Winter is coming and I’m so glad
Mornings are getting darker now. Crispy, cool air sneaks in through open windows at night. My wool slippers have been dug out from the back of my closet. The kindling basket next to the wood stove has been filled.
Winter is coming and I’m so glad.
Not for the cold. Workouts in long johns and parkas always feel constricted. Breaking ice with a sledge hammer never feels fun, despite best efforts to convince myself it’s honest labour. Sitting on the concrete bench of an unheated hockey rink when it’s -30c outside is a special type of hell reserved for the dutiful and delusional.
Alas, the frozen toes and multiple layers of clothing are all worth it. All those busy summer and fall days, harvesting and processing our food, bring slow mornings warming ourselves by the wood cook stove. Lingering with steaming cups of coffee or tea over long conversations. Board games with suppers, feasting on fatty ribs. Skating on our pond. Lying on a bed of downy snow while staring at that winter blue sky in absolute silence, save the ever-industrious woodpeckers and the shushing of cedar bows above. Feasts with farmer friends that have surfaced from their busy seasons, too.
Winter is magic. Winter is quiet celebration. A luxurious slowness befalls the weary body. I am as tied to the seasons of our place in the world as I am to my understanding of self. I don’t just eat seasonally, we live seasonally. It seems a mandate of nature that we have overridden with technology.
I was up at 4:30 this morning. I don’t know why. But I found myself reading a good book in my kitchen. My three dogs, a motley bunch, vying for my attention. A fresh pot of bone broth bubbling on the stove. My daughter has to wake up at 5:30 to catch her country school bus. She doesn’t like being rushed so gives herself an extra thirty minutes so she doesn’t have to be. It’s nice to have that morning time with her, talking quietly about her world while the rest of life still sleeps. It’s our time to be alone, a time before putting on our armour to take on the world. She gives me her vulnerability and I listen.
We had a bigger farm before we moved here. It was a vortex of endless tasks and overwhelming exhaustion. We weren’t twenty anymore and that wasn’t what we wanted out of life. Our older daughters watched as we drove ourselves into the ground, coming in from tasks at midnight, so busy we had to make dates in our agenda to really spend time together. So we re-evaluated as we do.

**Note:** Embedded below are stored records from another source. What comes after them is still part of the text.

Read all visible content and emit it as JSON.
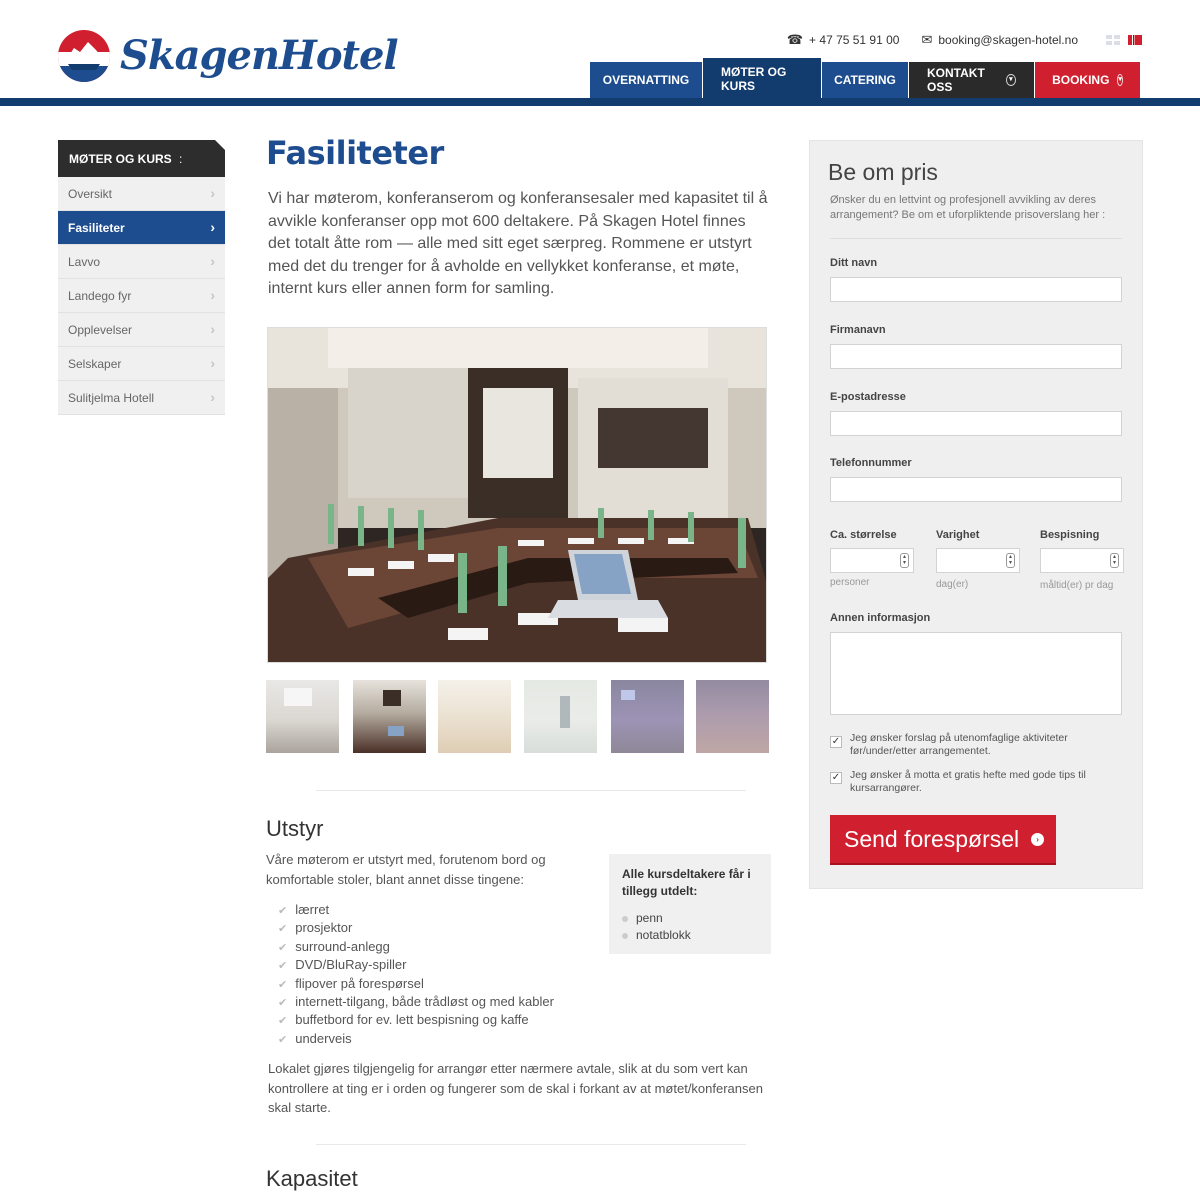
{
  "header": {
    "brand": "SkagenHotel",
    "phone": "+ 47 75 51 91 00",
    "email": "booking@skagen-hotel.no",
    "languages": [
      "English",
      "Norsk"
    ]
  },
  "nav": {
    "items": [
      {
        "label": "OVERNATTING"
      },
      {
        "label": "MØTER OG KURS"
      },
      {
        "label": "CATERING"
      },
      {
        "label": "KONTAKT OSS"
      },
      {
        "label": "BOOKING"
      }
    ],
    "active": "MØTER OG KURS"
  },
  "sidebar": {
    "title": "MØTER OG KURS",
    "items": [
      {
        "label": "Oversikt"
      },
      {
        "label": "Fasiliteter"
      },
      {
        "label": "Lavvo"
      },
      {
        "label": "Landego fyr"
      },
      {
        "label": "Opplevelser"
      },
      {
        "label": "Selskaper"
      },
      {
        "label": "Sulitjelma Hotell"
      }
    ],
    "active": "Fasiliteter"
  },
  "main": {
    "title": "Fasiliteter",
    "intro": "Vi har møterom, konferanserom og konferansesaler med kapasitet til å avvikle konferanser opp mot 600 deltakere. På Skagen Hotel finnes det totalt åtte rom — alle med sitt eget særpreg. Rommene er utstyrt med det du trenger for å avholde en vellykket konferanse, et møte, internt kurs eller annen form for samling.",
    "gallery": {
      "thumb_count": 6,
      "selected_index": 2
    },
    "utstyr": {
      "heading": "Utstyr",
      "intro": "Våre møterom er utstyrt med, forutenom bord og komfortable stoler, blant annet disse tingene:",
      "items": [
        "lærret",
        "prosjektor",
        "surround-anlegg",
        "DVD/BluRay-spiller",
        "flipover på forespørsel",
        "internett-tilgang, både trådløst og med kabler",
        "buffetbord for ev. lett bespisning og kaffe",
        "underveis"
      ],
      "infobox": {
        "title": "Alle kursdeltakere får i tillegg utdelt:",
        "items": [
          "penn",
          "notatblokk"
        ]
      },
      "outro": "Lokalet gjøres tilgjengelig for arrangør etter nærmere avtale, slik at du som vert kan kontrollere at ting er i orden og fungerer som de skal i forkant av at møtet/konferansen skal starte."
    },
    "kapasitet": {
      "heading": "Kapasitet"
    }
  },
  "form": {
    "title": "Be om pris",
    "description": "Ønsker du en lettvint og profesjonell avvikling av deres arrangement? Be om et uforpliktende prisoverslang her :",
    "fields": {
      "name": {
        "label": "Ditt navn",
        "value": ""
      },
      "company": {
        "label": "Firmanavn",
        "value": ""
      },
      "email": {
        "label": "E-postadresse",
        "value": ""
      },
      "phone": {
        "label": "Telefonnummer",
        "value": ""
      }
    },
    "size": {
      "label": "Ca. størrelse",
      "unit": "personer",
      "value": ""
    },
    "duration": {
      "label": "Varighet",
      "unit": "dag(er)",
      "value": ""
    },
    "meals": {
      "label": "Bespisning",
      "unit": "måltid(er) pr dag",
      "value": ""
    },
    "other": {
      "label": "Annen informasjon",
      "value": ""
    },
    "checkboxes": [
      {
        "label": "Jeg ønsker forslag på utenomfaglige aktiviteter før/under/etter arrangementet.",
        "checked": true
      },
      {
        "label": "Jeg ønsker å motta et gratis hefte med gode tips til kursarrangører.",
        "checked": true
      }
    ],
    "submit": "Send forespørsel"
  },
  "colors": {
    "brand_blue": "#1d4d8f",
    "dark_blue": "#123b6e",
    "red": "#d0202f",
    "dark": "#2a2a2a"
  },
  "icons": [
    "phone-icon",
    "mail-icon",
    "chevron-right-icon",
    "circle-chevron-down-icon",
    "check-icon",
    "circle-arrow-icon"
  ]
}
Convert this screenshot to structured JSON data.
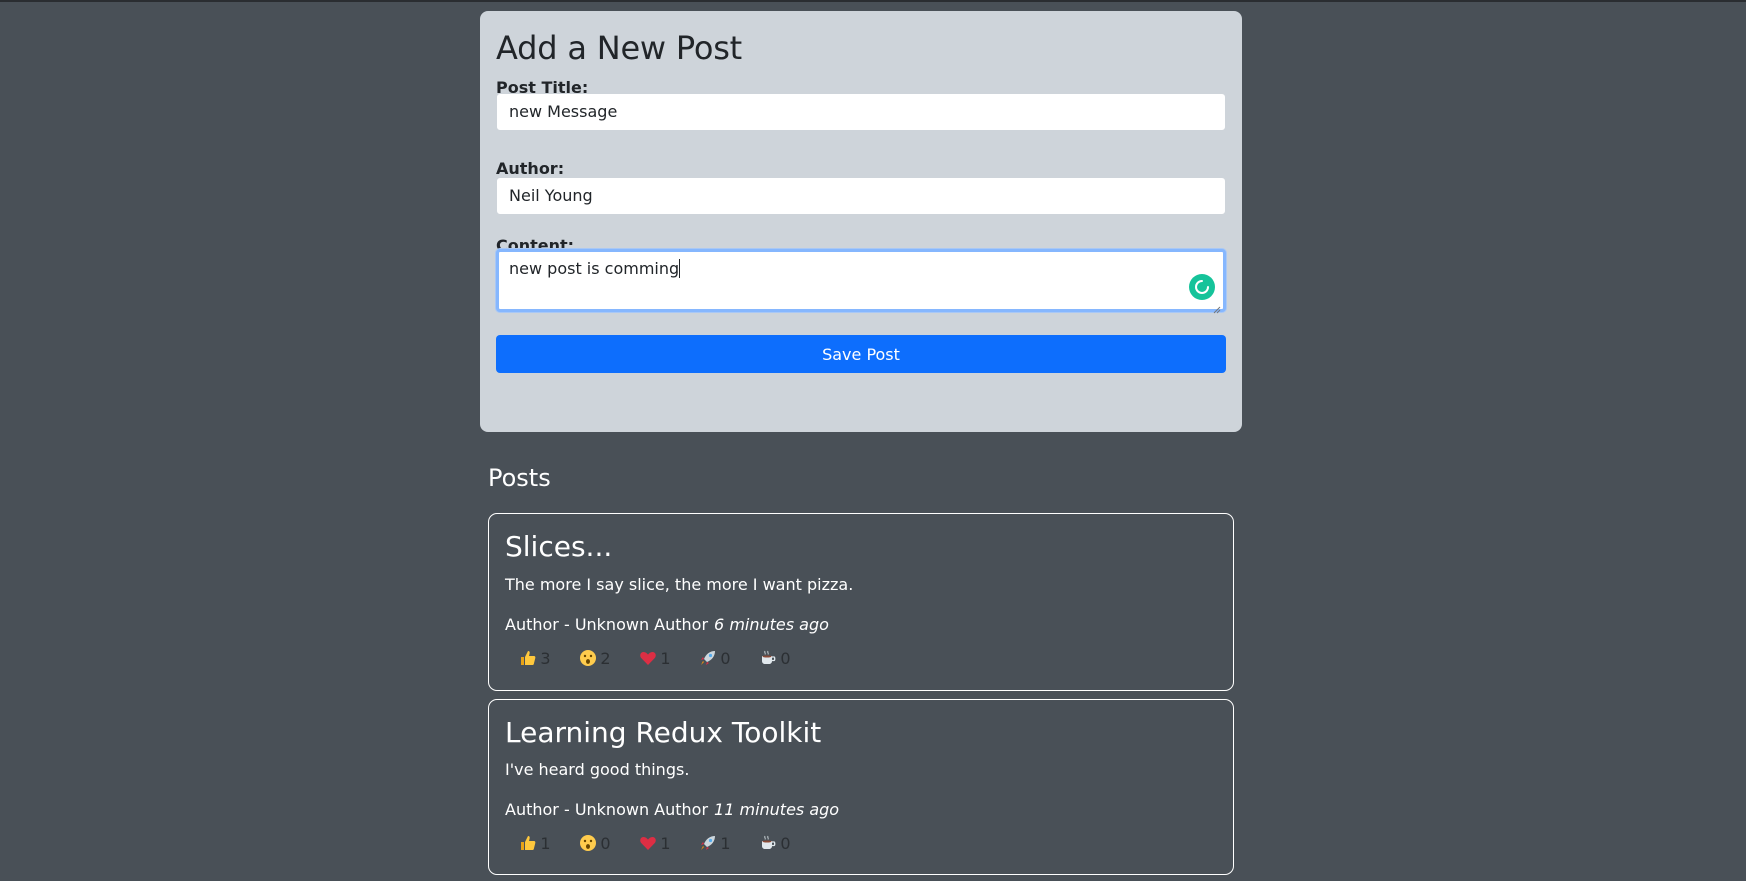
{
  "form": {
    "title": "Add a New Post",
    "title_label": "Post Title:",
    "title_value": "new Message",
    "author_label": "Author:",
    "author_value": "Neil Young",
    "content_label": "Content:",
    "content_value": "new post is comming",
    "save_label": "Save Post"
  },
  "posts_heading": "Posts",
  "posts": [
    {
      "title": "Slices...",
      "content": "The more I say slice, the more I want pizza.",
      "author": "Author - Unknown Author",
      "time": "6 minutes ago",
      "reactions": {
        "thumbsUp": "3",
        "wow": "2",
        "heart": "1",
        "rocket": "0",
        "coffee": "0"
      }
    },
    {
      "title": "Learning Redux Toolkit",
      "content": "I've heard good things.",
      "author": "Author - Unknown Author",
      "time": "11 minutes ago",
      "reactions": {
        "thumbsUp": "1",
        "wow": "0",
        "heart": "1",
        "rocket": "1",
        "coffee": "0"
      }
    }
  ],
  "icons": {
    "thumbsUp": "thumbs-up-icon",
    "wow": "wow-face-icon",
    "heart": "heart-icon",
    "rocket": "rocket-icon",
    "coffee": "coffee-icon",
    "grammar": "grammarly-icon"
  },
  "colors": {
    "page_bg": "#495057",
    "form_bg": "#ced4da",
    "primary": "#0d6efd",
    "grammar": "#15c39a"
  }
}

It’s always been Us first, that being my husband and I. That’s the deal. Then family. Then who cares what. It wasn’t working. We didn’t know where we even were in priorities, but it was far down the list.
So, we packed up an entire farm, a task not for the faint of heart, and we moved here. Downsized. Slowed down. Put ourselves and our family where they needed to be.
There’s still many tasks the busy warm seasons bring. It’s not a small undertaking to grow, raise, forage, dry, preserve, ferment, harvest, hunt, and butcher one’s own food. It’s a lot of work, to be sure. But work is not bad, it’s life. It’s what we are here to do. There needs to be a distinction between “busy” and purposeful work. Any meaningless or frivolous task brings distress.
Our work feeds us completely – body, mind, and grateful souls.
So, bring on winter. And like the wilds we are a part of, we will slow down. Rest. Hibernate. Marvel at the beauty of it all.
The pictures are of the sunrise over our beautiful lake, my morning attention-seeking crew, and a walk harvesting treasures in our forest yesterday.